> [EXERCISE GOAL] Lines in the records below that contain the word "conf" must each be copied.

-- PROVIDED MATERIAL follows --

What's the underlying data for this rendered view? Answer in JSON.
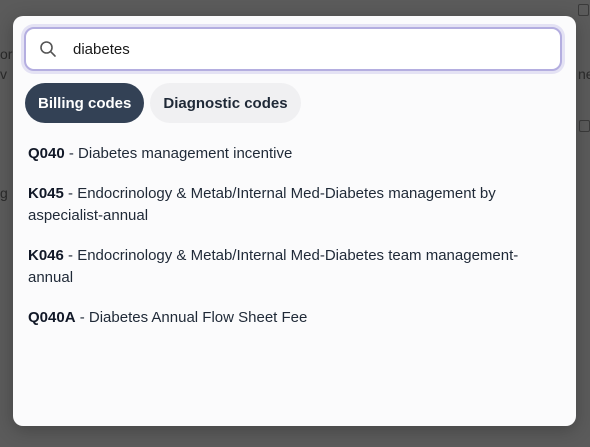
{
  "search": {
    "value": "diabetes",
    "icon": "search-icon"
  },
  "tabs": [
    {
      "label": "Billing codes",
      "active": true
    },
    {
      "label": "Diagnostic codes",
      "active": false
    }
  ],
  "results": [
    {
      "code": "Q040",
      "separator": " - ",
      "description": "Diabetes management incentive"
    },
    {
      "code": "K045",
      "separator": " - ",
      "description": "Endocrinology & Metab/Internal Med-Diabetes management by aspecialist-annual"
    },
    {
      "code": "K046",
      "separator": " - ",
      "description": "Endocrinology & Metab/Internal Med-Diabetes team management-annual"
    },
    {
      "code": "Q040A",
      "separator": " - ",
      "description": "Diabetes Annual Flow Sheet Fee"
    }
  ],
  "colors": {
    "active_tab": "#334155",
    "focus_ring": "#b4aee0",
    "backdrop": "#5b5b5b"
  }
}
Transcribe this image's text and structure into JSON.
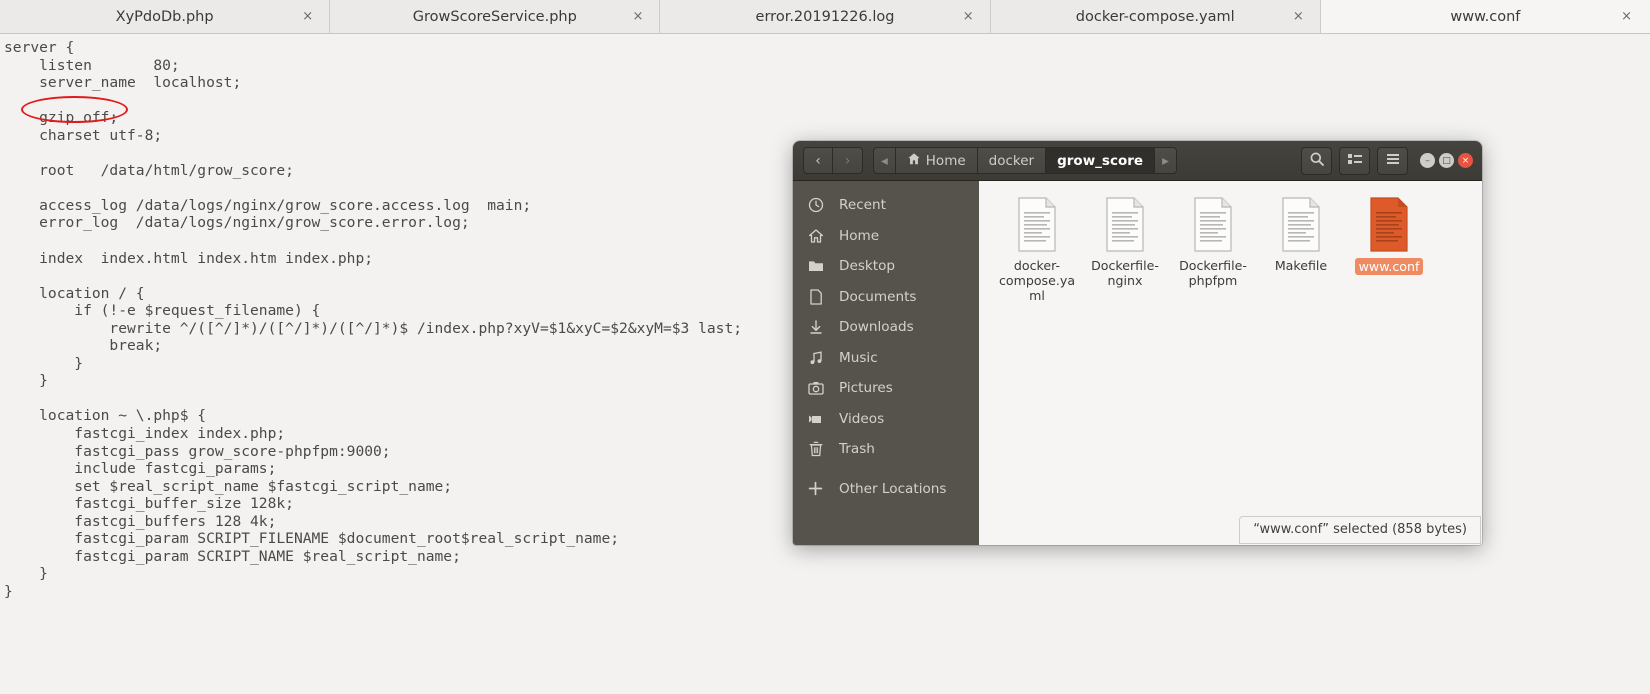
{
  "editor": {
    "tabs": [
      {
        "label": "XyPdoDb.php",
        "close": "×",
        "active": false
      },
      {
        "label": "GrowScoreService.php",
        "close": "×",
        "active": false
      },
      {
        "label": "error.20191226.log",
        "close": "×",
        "active": false
      },
      {
        "label": "docker-compose.yaml",
        "close": "×",
        "active": false
      },
      {
        "label": "www.conf",
        "close": "×",
        "active": true
      }
    ],
    "code": "server {\n    listen       80;\n    server_name  localhost;\n\n    gzip off;\n    charset utf-8;\n\n    root   /data/html/grow_score;\n\n    access_log /data/logs/nginx/grow_score.access.log  main;\n    error_log  /data/logs/nginx/grow_score.error.log;\n\n    index  index.html index.htm index.php;\n\n    location / {\n        if (!-e $request_filename) {\n            rewrite ^/([^/]*)/([^/]*)/([^/]*)$ /index.php?xyV=$1&xyC=$2&xyM=$3 last;\n            break;\n        }\n    }\n\n    location ~ \\.php$ {\n        fastcgi_index index.php;\n        fastcgi_pass grow_score-phpfpm:9000;\n        include fastcgi_params;\n        set $real_script_name $fastcgi_script_name;\n        fastcgi_buffer_size 128k;\n        fastcgi_buffers 128 4k;\n        fastcgi_param SCRIPT_FILENAME $document_root$real_script_name;\n        fastcgi_param SCRIPT_NAME $real_script_name;\n    }\n}",
    "annotation_color": "#e01b1b",
    "annotated_text": "gzip off;"
  },
  "filemanager": {
    "nav": {
      "back": "‹",
      "forward": "›",
      "crumb_prev": "◂",
      "crumb_next": "▸"
    },
    "breadcrumbs": [
      {
        "label": "Home",
        "icon": "home-icon",
        "current": false
      },
      {
        "label": "docker",
        "icon": "",
        "current": false
      },
      {
        "label": "grow_score",
        "icon": "",
        "current": true
      }
    ],
    "toolbar": {
      "search": "search-icon",
      "view_list": "view-list-icon",
      "menu": "hamburger-menu-icon"
    },
    "window_controls": {
      "minimize": "–",
      "maximize": "□",
      "close": "×"
    },
    "sidebar": [
      {
        "label": "Recent",
        "icon": "clock-icon"
      },
      {
        "label": "Home",
        "icon": "home-icon"
      },
      {
        "label": "Desktop",
        "icon": "folder-icon"
      },
      {
        "label": "Documents",
        "icon": "document-icon"
      },
      {
        "label": "Downloads",
        "icon": "download-icon"
      },
      {
        "label": "Music",
        "icon": "music-note-icon"
      },
      {
        "label": "Pictures",
        "icon": "camera-icon"
      },
      {
        "label": "Videos",
        "icon": "video-camera-icon"
      },
      {
        "label": "Trash",
        "icon": "trash-icon"
      },
      {
        "label": "Other Locations",
        "icon": "plus-icon"
      }
    ],
    "files": [
      {
        "name": "docker-compose.yaml",
        "selected": false
      },
      {
        "name": "Dockerfile-nginx",
        "selected": false
      },
      {
        "name": "Dockerfile-phpfpm",
        "selected": false
      },
      {
        "name": "Makefile",
        "selected": false
      },
      {
        "name": "www.conf",
        "selected": true
      }
    ],
    "status": "“www.conf” selected  (858 bytes)",
    "selection_color": "#ef8b63"
  }
}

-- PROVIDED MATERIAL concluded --

> [ANSWER TO THIS PROBLEM]
        "label": "www.conf",
        "name": "www.conf",
    "status": "“www.conf” selected  (858 bytes)",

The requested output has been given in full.